The foreign and defense ministers of Japan and Russia agreed Saturday to deepen bilateral cooperation on maritime security by expanding a joint search and rescue exercise by the Maritime Self-Defense Force and the Russian Navy to counterterrorism and anti-piracy operations.
At the first “two-plus-two” ministerial meeting between the two nations, held in Tokyo, Foreign Minister Fumio Kishida, Defense Minister Itsunori Onodera and their Russian counterparts, Sergey Lavrov and Sergei Shoigu, also agreed to establish a bilateral conference on cybersecurity.
The four ministers said they plan to hold the next meeting in Moscow as early as next year.
“I believe we’ve made a good start in opening a new chapter concerning Japan-Russia relations,” Kishida said at a joint news conference following the morning talks. “By deepening cooperation in many areas, including security, Japan and Russia will contribute to peace and stability in the region.”
Kishida also said the bilateral cooperation on security, along with economic and human exchanges, will have a “good influence on negotiations over the conclusion of a peace treaty,” referring to Tokyo’s hope to pave the way for negotiations on a territorial dispute over four Russian-held isles off northern Hokkaido.
Although the ministers stressed that the move is not a countermeasure against any specific country, experts have pointed out that one of the major reasons behind setting up a Russo-Japanese two-plus-two framework is to contain China’s growing military presence.
“I hope to bring our mutual understanding to another level regarding emerging threats, such as international terrorism and the proliferation of weapons of mass destruction,” Shoigu said.
During the meeting, Kishida also explained Prime Minister Shinzo Abe’s policy of turning Japan into a “proactive contributor” to global peace, including a plan to reinterpret the war-renouncing Constitution so the nation can exercise the right to collective self-defense.
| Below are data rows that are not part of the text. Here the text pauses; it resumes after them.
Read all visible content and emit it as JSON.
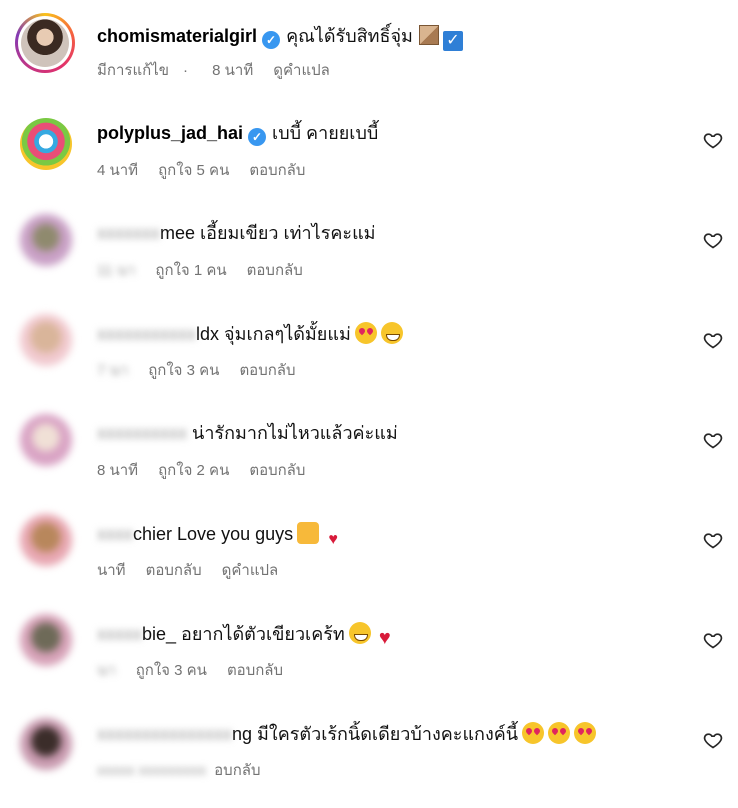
{
  "post": {
    "username": "chomismaterialgirl",
    "caption": "คุณได้รับสิทธิ์จุ่ม",
    "edited": "มีการแก้ไข",
    "time": "8 นาที",
    "translate": "ดูคำแปล"
  },
  "comments": [
    {
      "user_prefix": "",
      "user_visible": "polyplus_jad_hai",
      "verified": true,
      "text": "เบบี้ คายยเบบี้",
      "time": "4 นาที",
      "likes": "ถูกใจ 5 คน",
      "reply": "ตอบกลับ"
    },
    {
      "user_prefix": "xxxxxxx",
      "user_visible": "mee",
      "text": "เอี้ยมเขียว เท่าไรคะแม่",
      "time": "11 นา",
      "likes": "ถูกใจ 1 คน",
      "reply": "ตอบกลับ"
    },
    {
      "user_prefix": "xxxxxxxxxxx",
      "user_visible": "ldx",
      "text": "จุ่มเกลๆได้มั้ยแม่",
      "time": "7 นา",
      "likes": "ถูกใจ 3 คน",
      "reply": "ตอบกลับ"
    },
    {
      "user_prefix": "xxxxxxxxxx",
      "user_visible": "",
      "text": "น่ารักมากไม่ไหวแล้วค่ะแม่",
      "time": "8 นาที",
      "likes": "ถูกใจ 2 คน",
      "reply": "ตอบกลับ"
    },
    {
      "user_prefix": "xxxx",
      "user_visible": "chier",
      "text": "Love you guys",
      "time": "นาที",
      "likes": "",
      "reply": "ตอบกลับ",
      "translate": "ดูคำแปล"
    },
    {
      "user_prefix": "xxxxx",
      "user_visible": "bie_",
      "text": "อยากได้ตัวเขียวเคร้ท",
      "time": "นา",
      "likes": "ถูกใจ 3 คน",
      "reply": "ตอบกลับ"
    },
    {
      "user_prefix": "xxxxxxxxxxxxxxx",
      "user_visible": "ng",
      "text": "มีใครตัวเร้กนิ้ดเดียวบ้างคะแกงค์นี้",
      "time": "",
      "likes": "",
      "reply": "อบกลับ"
    }
  ],
  "icons": {
    "heart": "heart-outline-icon",
    "verified": "verified-badge-icon"
  },
  "colors": {
    "meta": "#737373",
    "verified": "#3897f0"
  }
}
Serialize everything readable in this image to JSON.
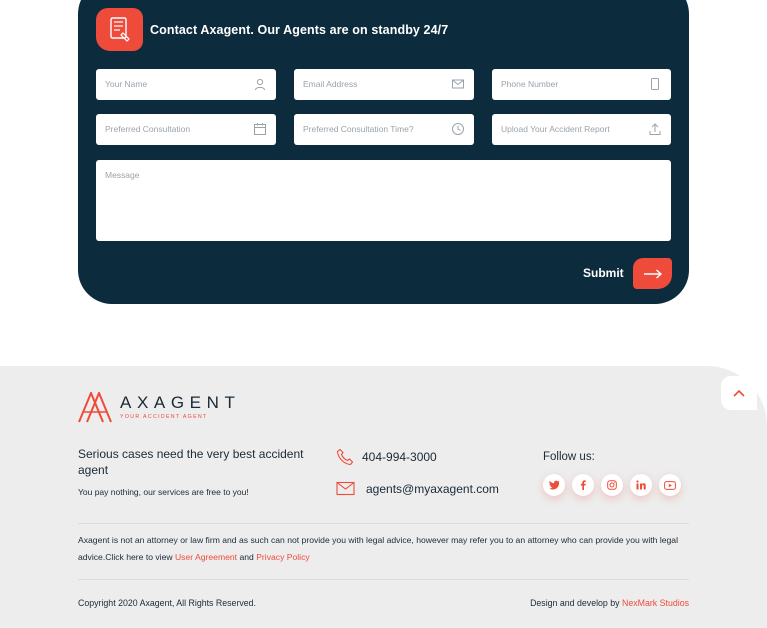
{
  "contact": {
    "title": "Contact Axagent. Our Agents are on standby 24/7",
    "fields": {
      "name": "Your Name",
      "email": "Email Address",
      "phone": "Phone Number",
      "consultation": "Preferred Consultation",
      "consultation_time": "Preferred Consultation Time?",
      "upload": "Upload Your Accident Report",
      "message": "Message"
    },
    "submit_label": "Submit"
  },
  "footer": {
    "logo_name": "AXAGENT",
    "logo_tagline": "YOUR ACCIDENT AGENT",
    "headline": "Serious cases need the very best accident agent",
    "subtext": "You pay nothing, our services are free to you!",
    "phone": "404-994-3000",
    "email": "agents@myaxagent.com",
    "follow_label": "Follow us:",
    "social_icons": [
      "twitter-icon",
      "facebook-icon",
      "instagram-icon",
      "linkedin-icon",
      "youtube-icon"
    ],
    "disclaimer_text": " Axagent is not an attorney or law firm and as such can not provide you with legal advice, however may refer you to an attorney who can provide you with legal advice.Click here to view ",
    "user_agreement": "User Agreement",
    "and": " and ",
    "privacy_policy": "Privacy Policy",
    "copyright": "Copyright 2020 Axagent, All Rights Reserved.",
    "credit_text": "Design and develop  by ",
    "credit_studio": "NexMark Studios"
  },
  "colors": {
    "accent": "#ee4b3b",
    "card_bg": "#0c2b3c",
    "footer_bg": "#ededed"
  }
}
Kishida stressed that he gained the understanding of the Russian side.
A Foreign Ministry official later said Shoigu aired Moscow’s concerns about the missile shield jointly developed by Japan and the United States, claiming the system threatens to nullify Russia’s nuclear deterrence and could lead to an arms race.
Kishida also discussed Japan’s strained ties with China and said Tokyo’s door is always open to bilateral talks, the official said.
During a face-to-face meeting Friday, Kishida and Lavrov agreed that their deputy foreign ministers would hold talks around late January or early February on the territorial dispute, which has prevented the two sides from signing a postwar peace treaty.
Kunashiri, Shikotan and Etorofu islands and the Habomai islet group were seized by Soviet forces after Japan’s surrender in World War II, and Tokyo has demanded their full return for decades.
The first round of deputy ministerial-level negotiations was held in Russia, and Tokyo hopes to host the next meeting.